Scott: People don't often see a thread between pharma, automotive, etc. The common thread is that each of those industries went through its own wave of huge reform of the business model and digitization of the business processes that underlie the core of the business.
It's ironic that the tech industry is one of the later ones to digitize, as was media and entertainment. Just before I came to Microsoft, everything was going from analog to digital in the media and entertainment business. Whether it was in television or film--even in the theme park business--many of the experiences were relying more and more on digital technologies, from the way you plan a vacation to some of the experiences in the park.

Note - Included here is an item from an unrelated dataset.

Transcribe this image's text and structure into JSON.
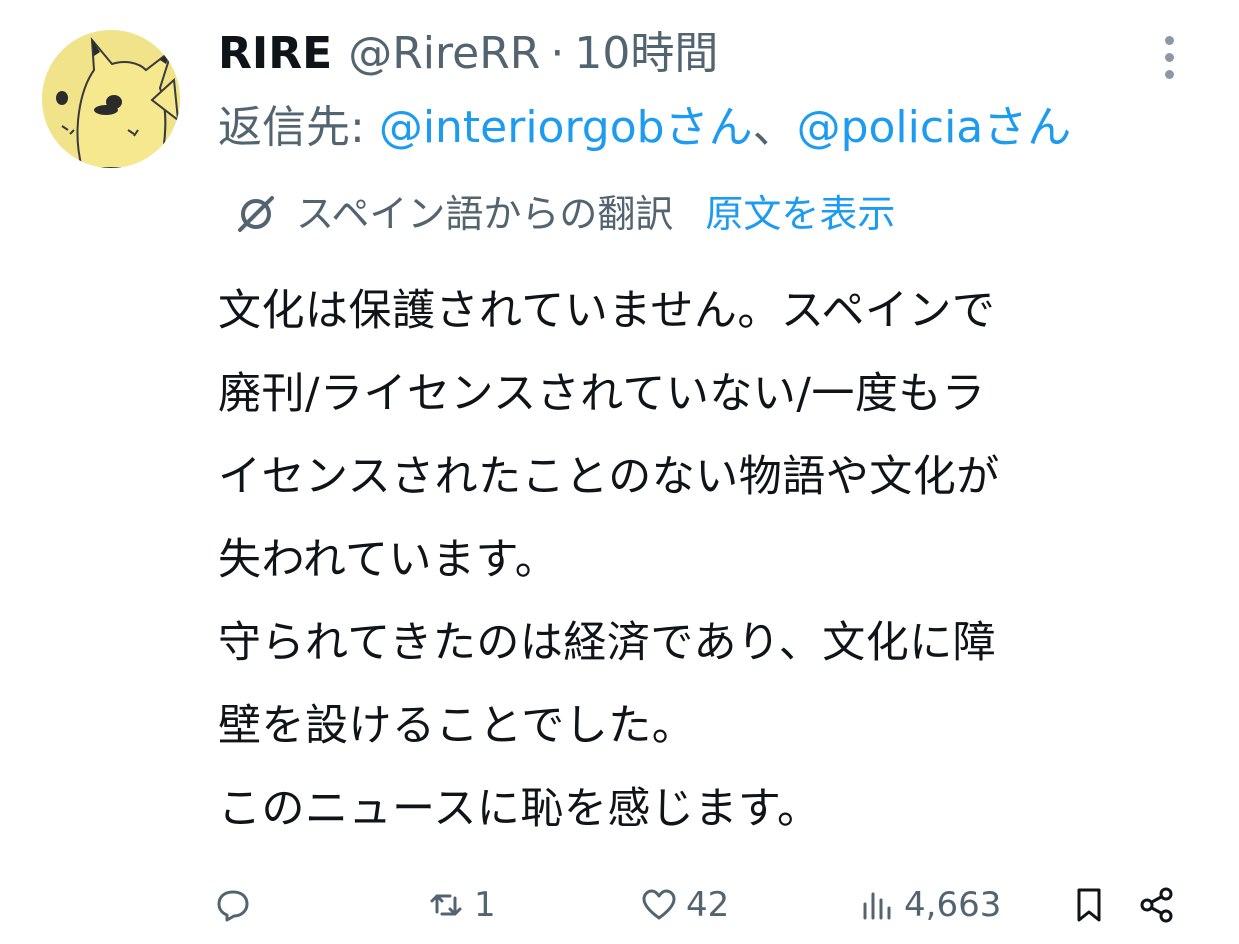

Oddly, we're going through that same wave at Microsoft. There may be a day where everything is a digital download; you may not buy a product in stores anymore. But the way we make products, test them, review them and share them with partners--that business process is digitizing at a very rapid rate.
For me, it feels like a continuum on the journey: I can take all of the lessons I learned in all those other industries and begin to apply them in Microsoft's terms.
When you're trying to communicate your strategy, how do you find it when there's a tech-heavy executive team?
Scott: Overall, it's a big advantage. It's not something I'd ever complain about--considering the alternative, it's a strong benefit.
An experienced CIO adds to the discussion more around enterprise strategy for IT. Where you may have people who are very strong from a technology perspective, where the pieces link together into coherent enterprise strategy isn't something that's covered in most software engineering programs or the classic backgrounds that some of our folks might come from. We have a balance of strong tech focus, but I can bring an understanding of how to manage a large IT organization supporting all of Microsoft. We're in a bunch of different businesses, but they have a lot of things in common. An enterprise strategy for IT has to knit all those things together.
Was there any sort of cultural shift when Bill Gates left his day-to-day duties in August 2008?
Scott: There was a tremendous sense of gratitude and recognition of the role he played in the company, and that was amazing to watch. There's a lot of folklore built up around the founder, and you sometimes don't know whether it's true or untrue, especially coming from outside the company.
One of the most interesting questions Bill was asked was how big he thought the company would ever be, from when it was very small to when it was very big. He said that at any given point, he thought the biggest we would ever become is two times what we were at that time, and that was in his wildest imagination. Of course, Microsoft did "two times" any number of times. It showed you a lot about the way Bill thought about the company: When he was contemplating the next organization, set of products, etc., he thought ahead, asking, "What if we doubled? How would we manage things?"
As a management paradigm, that seemed to be an interesting model. When you run a large organization, you have to ask yourself not only, "What would we do if we had to double?" but "What would we do if we were half the size we are now?"
If you work within those boundaries and frame your thinking that way, you can do some interesting things. And Bill did.
This article was originally published on 04-13-2009